Stoughton, third Jon Mead, second Reid Carruthers and lead Mark Nichols stumbled in their first match in Portage la Prairie, falling 5-4 to Russia's Team Evgeny Arkhipov on Friday morning in the biggest surprise of day one. The team squeaked through their second game, edging out Saskatchewan's Jeff Hartung rink 5-4 in an extra end at night.
"It was a little bit of a struggle... we were just struggling a little bit with getting the broom, and the right weight," Stoughton said after the win. "You play poorly, you're going to lose, and we just didn't play well enough this morning... we just have to make more shots, and hopefully we'll get used to it."
By the time three of four draws were done on Friday -- another round was slated to begin at 8:30 p.m. -- four teams were undefeated through two games. Kevin Koe of Calgary, the defending Prairie Classic champion, who threw past Winnipeg's Team Jack McDonald 6-4 in the morning, then bested Brandon's Team Rob Fowler 6-4 in the 5 p.m. draw. Also riding a 2-0 record were reigning world champions Niklas Edin of Sweden, Minnesota's John Shuster (who triumphed over the Arkhipov rink 4-2 in their second game of the day) and Saskatoon's Steve Laycock, who toppled Newfoundland's Brad Gushue 7-5 to push their win streak to two.
For the most part, Manitoban teams fell to tough opponents in the opening games of the four-day tournament, as the first two draws mostly panned out as expected. Some Manitoban teams did find success in their first draw, as Sean Grassie's squad dispatched China's Rui Liu 8-7, Mike McEwen and his crew rounded out Thunder Bay's Brian Adams Jr. 7-6, and the Fowler rink edged out Norway's Markus Hoiberg 3-2.

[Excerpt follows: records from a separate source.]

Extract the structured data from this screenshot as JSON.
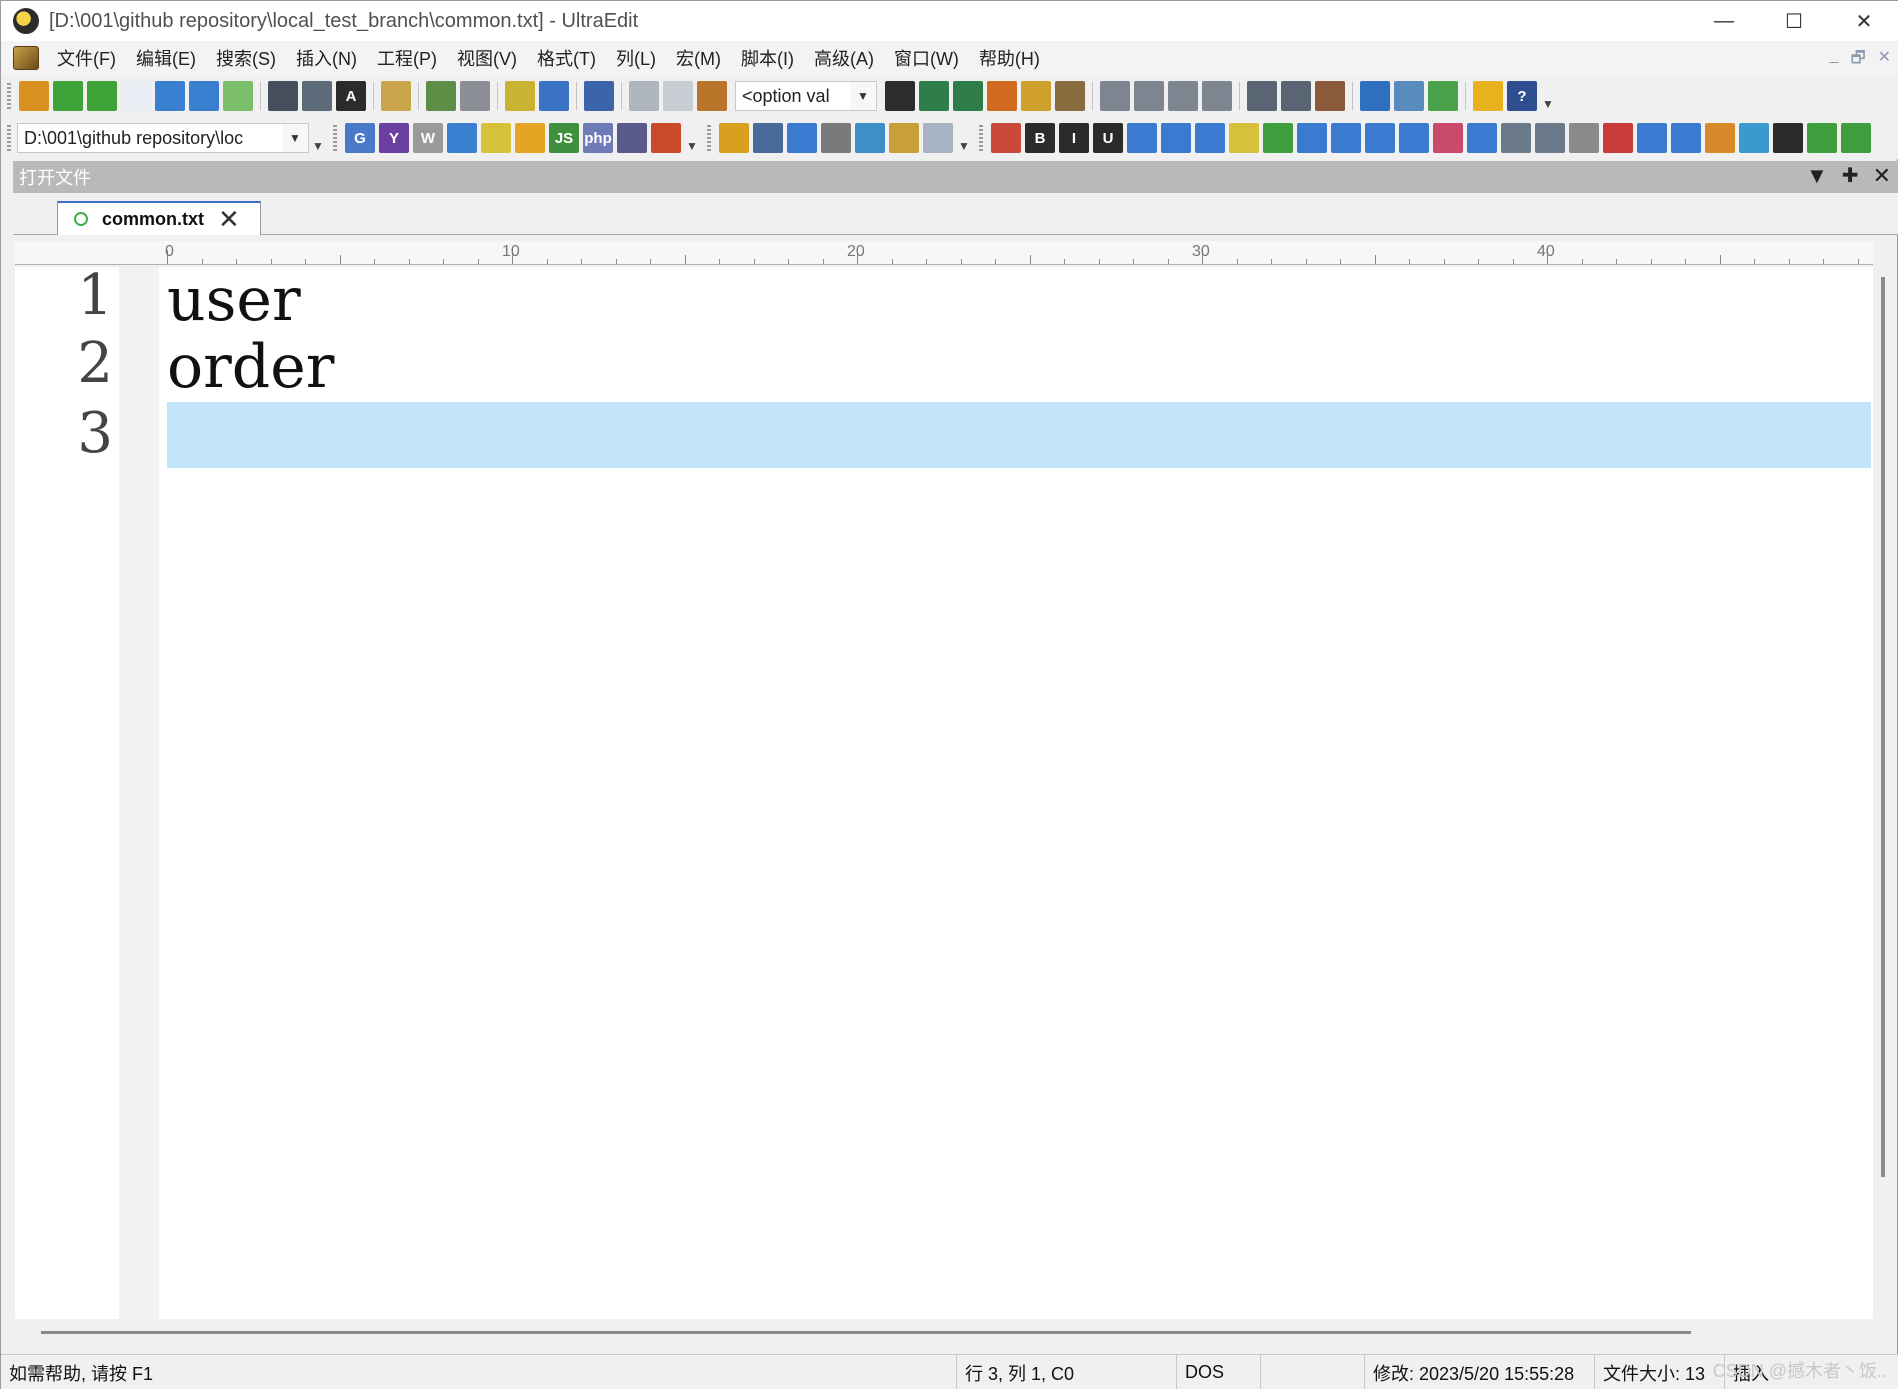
{
  "window": {
    "title": "[D:\\001\\github repository\\local_test_branch\\common.txt] - UltraEdit",
    "controls": {
      "minimize": "—",
      "maximize": "☐",
      "close": "✕"
    }
  },
  "menu": {
    "items": [
      "文件(F)",
      "编辑(E)",
      "搜索(S)",
      "插入(N)",
      "工程(P)",
      "视图(V)",
      "格式(T)",
      "列(L)",
      "宏(M)",
      "脚本(I)",
      "高级(A)",
      "窗口(W)",
      "帮助(H)"
    ],
    "mdi_controls": {
      "minimize": "_",
      "restore": "🗗",
      "close": "✕"
    }
  },
  "toolbar": {
    "option_combo": "<option val",
    "path_combo": "D:\\001\\github repository\\loc",
    "buttons_row1": [
      {
        "icon": "open-folder-icon",
        "color": "#d8901e"
      },
      {
        "icon": "back-arrow-icon",
        "color": "#3ea336"
      },
      {
        "icon": "forward-arrow-icon",
        "color": "#3ea336"
      },
      {
        "icon": "new-file-icon",
        "color": "#e9eef4"
      },
      {
        "icon": "open-file-icon",
        "color": "#3b7fd0"
      },
      {
        "icon": "close-file-icon",
        "color": "#3b7fd0"
      },
      {
        "icon": "save-icon",
        "color": "#7bbf6a"
      },
      {
        "icon": "print-icon",
        "color": "#46505c"
      },
      {
        "icon": "print-preview-icon",
        "color": "#5d6b7a"
      },
      {
        "icon": "font-icon",
        "color": "#2b2b2b",
        "text": "A"
      },
      {
        "icon": "word-wrap-icon",
        "color": "#c9a44a"
      },
      {
        "icon": "line-numbers-icon",
        "color": "#5c8e45"
      },
      {
        "icon": "hex-edit-icon",
        "color": "#8b8f95"
      },
      {
        "icon": "column-mode-icon",
        "color": "#c8b432"
      },
      {
        "icon": "document-view-icon",
        "color": "#3a73c5"
      },
      {
        "icon": "browser-icon",
        "color": "#3b65a8"
      },
      {
        "icon": "cut-icon",
        "color": "#b0b6bd"
      },
      {
        "icon": "copy-icon",
        "color": "#c9ced4"
      },
      {
        "icon": "paste-icon",
        "color": "#b8752a"
      }
    ],
    "buttons_row1b": [
      {
        "icon": "find-icon",
        "color": "#2d2d2d"
      },
      {
        "icon": "find-prev-icon",
        "color": "#2e7d4a"
      },
      {
        "icon": "find-next-icon",
        "color": "#2e7d4a"
      },
      {
        "icon": "replace-icon",
        "color": "#d06a1e"
      },
      {
        "icon": "find-in-files-icon",
        "color": "#d0a02e"
      },
      {
        "icon": "replace-in-files-icon",
        "color": "#8a6b3e"
      },
      {
        "icon": "align-left-icon",
        "color": "#7c8590"
      },
      {
        "icon": "align-center-icon",
        "color": "#7c8590"
      },
      {
        "icon": "align-right-icon",
        "color": "#7c8590"
      },
      {
        "icon": "justify-icon",
        "color": "#7c8590"
      },
      {
        "icon": "split-window-icon",
        "color": "#5a6573"
      },
      {
        "icon": "tile-window-icon",
        "color": "#5a6573"
      },
      {
        "icon": "cascade-window-icon",
        "color": "#8a5a3a"
      },
      {
        "icon": "web-icon",
        "color": "#2f6fbf"
      },
      {
        "icon": "screenshot-icon",
        "color": "#5a8bbf"
      },
      {
        "icon": "refresh-icon",
        "color": "#4aa34a"
      },
      {
        "icon": "tip-bulb-icon",
        "color": "#e8b21e"
      },
      {
        "icon": "help-icon",
        "color": "#2d4f8f",
        "text": "?"
      }
    ],
    "buttons_row2a": [
      {
        "icon": "google-icon",
        "color": "#4a79c9",
        "text": "G"
      },
      {
        "icon": "yahoo-icon",
        "color": "#6b3fa0",
        "text": "Y"
      },
      {
        "icon": "wikipedia-icon",
        "color": "#9a9a9a",
        "text": "W"
      },
      {
        "icon": "search-web-icon",
        "color": "#3b7fd0"
      },
      {
        "icon": "bulb-search-icon",
        "color": "#d8c13a"
      },
      {
        "icon": "folder-search-icon",
        "color": "#e6a425"
      },
      {
        "icon": "js-icon",
        "color": "#3e8f3e",
        "text": "JS"
      },
      {
        "icon": "php-icon",
        "color": "#6f7bb6",
        "text": "php"
      },
      {
        "icon": "css-icon",
        "color": "#5a5a8a"
      },
      {
        "icon": "windows-icon",
        "color": "#c94a2a"
      }
    ],
    "buttons_row2b": [
      {
        "icon": "chrome-icon",
        "color": "#d9a020"
      },
      {
        "icon": "copy-path-icon",
        "color": "#4a6a9a"
      },
      {
        "icon": "ftp-icon",
        "color": "#3a7ad0"
      },
      {
        "icon": "id-icon",
        "color": "#7a7a7a"
      },
      {
        "icon": "number-icon",
        "color": "#3e8ec8"
      },
      {
        "icon": "pen-icon",
        "color": "#c8a03a"
      },
      {
        "icon": "doc-link-icon",
        "color": "#a8b4c4"
      }
    ],
    "buttons_row2c": [
      {
        "icon": "list-icon",
        "color": "#c94a3a"
      },
      {
        "icon": "bold-icon",
        "color": "#2b2b2b",
        "text": "B"
      },
      {
        "icon": "italic-icon",
        "color": "#2b2b2b",
        "text": "I"
      },
      {
        "icon": "underline-icon",
        "color": "#2b2b2b",
        "text": "U"
      },
      {
        "icon": "html-table-icon",
        "color": "#3a7ad0"
      },
      {
        "icon": "html-row-icon",
        "color": "#3a7ad0"
      },
      {
        "icon": "html-cell-icon",
        "color": "#3a7ad0"
      },
      {
        "icon": "color-grid-icon",
        "color": "#d8c13a"
      },
      {
        "icon": "palette-icon",
        "color": "#3e9e3e"
      },
      {
        "icon": "heading1-icon",
        "color": "#3a7ad0"
      },
      {
        "icon": "heading2-icon",
        "color": "#3a7ad0"
      },
      {
        "icon": "heading3-icon",
        "color": "#3a7ad0"
      },
      {
        "icon": "heading4-icon",
        "color": "#3a7ad0"
      },
      {
        "icon": "form-icon",
        "color": "#c94a6a"
      },
      {
        "icon": "button-icon",
        "color": "#3a7ad0"
      },
      {
        "icon": "text-field-icon",
        "color": "#6a7a8a"
      },
      {
        "icon": "textarea-icon",
        "color": "#6a7a8a"
      },
      {
        "icon": "password-icon",
        "color": "#8a8a8a"
      },
      {
        "icon": "reset-icon",
        "color": "#c93a3a"
      },
      {
        "icon": "checkbox-icon",
        "color": "#3a7ad0"
      },
      {
        "icon": "radio-icon",
        "color": "#3a7ad0"
      },
      {
        "icon": "image-icon",
        "color": "#d88a2a"
      },
      {
        "icon": "image-map-icon",
        "color": "#3a9ad0"
      },
      {
        "icon": "anchor-icon",
        "color": "#2b2b2b"
      },
      {
        "icon": "comment-icon",
        "color": "#3e9e3e"
      },
      {
        "icon": "special-char-icon",
        "color": "#3e9e3e"
      }
    ]
  },
  "panel": {
    "title": "打开文件",
    "controls": {
      "dropdown": "▼",
      "pin": "📌",
      "close": "✕"
    }
  },
  "tabs": [
    {
      "label": "common.txt",
      "close": "✕"
    }
  ],
  "ruler": {
    "labels": [
      "0",
      "10",
      "20",
      "30",
      "40"
    ]
  },
  "editor": {
    "lines": [
      {
        "number": "1",
        "text": "user"
      },
      {
        "number": "2",
        "text": "order"
      },
      {
        "number": "3",
        "text": ""
      }
    ],
    "current_line_color": "#c3e5fb"
  },
  "status": {
    "help": "如需帮助, 请按 F1",
    "position": "行 3, 列 1, C0",
    "line_ending": "DOS",
    "modified": "修改: 2023/5/20 15:55:28",
    "file_size": "文件大小: 13",
    "insert_mode": "插入",
    "watermark": "CSDN @撼木者丶饭.."
  }
}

The Prairie Classic runs through the weekend, with the final games slated for Monday. Thirty-two teams are competing in a triple-knockout format for their share of the $60,000 purse.